Holroyd was an artist and scholar and member of the Royal Society of Painter-Etchers. His chief contribution to Tate was the formation of a collection of work by Alfred Stevens, the painter, sculptor and designer who created the Wellington Monument in St Paul’s Cathedral. On leaving the Tate, Holroyd went on to become Director of the National Gallery.

D.S. MacColl

Keeper, 1906–1911

MacColl was perhaps an unlikely choice in that he was known for his open criticism of the art establishment, including Henry Tate’s collection. However his willingness to stand up for his beliefs made him invaluable to Tate. He improved the collection on many fronts: re-hanging the galleries, strengthening the holdings of Pre-Raphaelite work and paving the way for desirable additions to the collection.

Charles Aitken

Director, 1911–1930

In his previous role as Director of the Whitechapel Gallery, Charles Aitken had been dedicated to making art accessible to the ordinary people of London. As Director of Tate, his able administration helped the cash-strapped gallery gain strength through charging an entrance fee. He further improved the collection using money raised to fund new aquisitions; the most notable being William Blake’s illustrations to Dante’s ‘Divine Comedy’.

J.B. Manson

Director, 1930–1938

Although there were some improvements during his Directorship such as the 1932 adoption of Tate Gallery as its official name and the installation of electric lights in 1935, Manson's dislike of modern art meant that a number of important works of modern art were turned down by the Tate.

Sir John Rothenstein

Director, 1938–1964

Rothenstein’s role was pivotal in ‘dragging the British art world screaming and kicking into the twentieth century’. When he became Director in 1938 the collection did not successfully represent contemporary British art.
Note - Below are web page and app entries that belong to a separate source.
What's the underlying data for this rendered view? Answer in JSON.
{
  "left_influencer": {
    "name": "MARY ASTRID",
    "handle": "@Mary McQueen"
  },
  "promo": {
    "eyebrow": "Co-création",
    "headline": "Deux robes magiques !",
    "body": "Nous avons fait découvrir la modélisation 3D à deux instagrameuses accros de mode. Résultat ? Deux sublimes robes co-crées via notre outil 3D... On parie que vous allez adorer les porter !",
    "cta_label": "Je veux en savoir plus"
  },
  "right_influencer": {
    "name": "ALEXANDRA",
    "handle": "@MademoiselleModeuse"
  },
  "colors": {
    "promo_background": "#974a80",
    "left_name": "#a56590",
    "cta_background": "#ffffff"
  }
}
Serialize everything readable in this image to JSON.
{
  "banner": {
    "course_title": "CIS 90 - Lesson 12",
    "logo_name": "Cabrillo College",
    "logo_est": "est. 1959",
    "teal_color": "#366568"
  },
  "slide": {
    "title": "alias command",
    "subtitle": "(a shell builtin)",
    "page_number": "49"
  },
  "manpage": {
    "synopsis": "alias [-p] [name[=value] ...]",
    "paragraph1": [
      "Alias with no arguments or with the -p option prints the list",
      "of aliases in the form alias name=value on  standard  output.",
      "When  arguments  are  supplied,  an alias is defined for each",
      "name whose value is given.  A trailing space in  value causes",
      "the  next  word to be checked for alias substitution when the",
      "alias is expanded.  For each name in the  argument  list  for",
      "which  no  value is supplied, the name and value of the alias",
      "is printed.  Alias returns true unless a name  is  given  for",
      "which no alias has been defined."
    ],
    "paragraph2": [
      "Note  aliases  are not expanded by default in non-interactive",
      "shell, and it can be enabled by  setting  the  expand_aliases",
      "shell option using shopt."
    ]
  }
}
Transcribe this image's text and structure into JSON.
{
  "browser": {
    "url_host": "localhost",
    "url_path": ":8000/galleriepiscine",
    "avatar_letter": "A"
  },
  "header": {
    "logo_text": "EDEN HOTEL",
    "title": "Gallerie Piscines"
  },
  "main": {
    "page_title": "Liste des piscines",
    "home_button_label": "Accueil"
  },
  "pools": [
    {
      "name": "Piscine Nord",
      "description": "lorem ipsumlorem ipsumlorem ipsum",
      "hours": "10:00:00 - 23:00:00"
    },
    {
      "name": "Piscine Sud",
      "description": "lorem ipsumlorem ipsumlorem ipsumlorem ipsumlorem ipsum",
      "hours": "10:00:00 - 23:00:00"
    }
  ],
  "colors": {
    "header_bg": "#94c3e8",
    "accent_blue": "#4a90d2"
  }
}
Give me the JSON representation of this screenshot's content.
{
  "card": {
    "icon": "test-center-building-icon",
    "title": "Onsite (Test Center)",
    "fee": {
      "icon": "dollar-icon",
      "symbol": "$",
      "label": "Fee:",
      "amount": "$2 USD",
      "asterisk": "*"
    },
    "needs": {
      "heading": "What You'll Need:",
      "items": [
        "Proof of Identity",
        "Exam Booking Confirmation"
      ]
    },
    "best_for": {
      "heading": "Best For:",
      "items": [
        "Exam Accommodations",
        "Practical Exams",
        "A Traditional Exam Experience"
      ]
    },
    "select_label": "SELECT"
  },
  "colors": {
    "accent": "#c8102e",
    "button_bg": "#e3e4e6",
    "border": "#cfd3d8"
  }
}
Rothenstein added works by modern British artists including Stanley Spencer, Henry Moore, Francis Bacon and Lucian Freud. He also aquired important works by Picasso and Matisse, as well as notable American abstract artists.

Sir Norman Reid

Director, 1964–1979

Reid strengthened the collection, particularly for early twentieth-century European art, acquiring works by Brancusi, Mondrian and Dalí. Reid's strong personal relationships with artists led to a number of important donations to Tate, including Rothko’s Seagram murals, and works by Hepworth, Ben Nicholson, Naum Gabo and Henry Moore. During his Directorship, the North East Quadrant expansion was completed in 1979, vastly increasing the exhibition space at the Millbank site.

Sir Alan Bowness

Director, 1980–1988

Alan Bowness’ directorship saw the creation of Tate Liverpool and the Clore Gallery at Millbank. He also paved the way for the creation of Tate St Ives by forming links with the Cornish town through taking over the management of the Barbara Hepworth Museum in 1980. Meanwhile his acquisition of Surrealist and American artworks greatly strengthened the collection.

Sir Nicholas Serota

Director, 1988–31 May 2017

Nicholas Serota was appointed Director of the Tate in 1988. An art historian and curator, he was previously Director of the Museum of Modern Art, Oxford and the Whitechapel Art Gallery. Under his Directorship Tate has seen a dramatic period of expansion. Tate St Ives was opened in 1993, followed by Tate Modern in 2000 and the redevelopment and re-launch of the original Millbank gallery as Tate Britain, to emphasise the nature of the collection displays and exhibitions at each site.

Maria Balshaw

Director, 1 June 2017–present

Maria Balshaw, was formerly the Director of the Whitworth Art Gallery (University of Manchester) and Manchester City Galleries, and Director of Culture for Manchester City Council.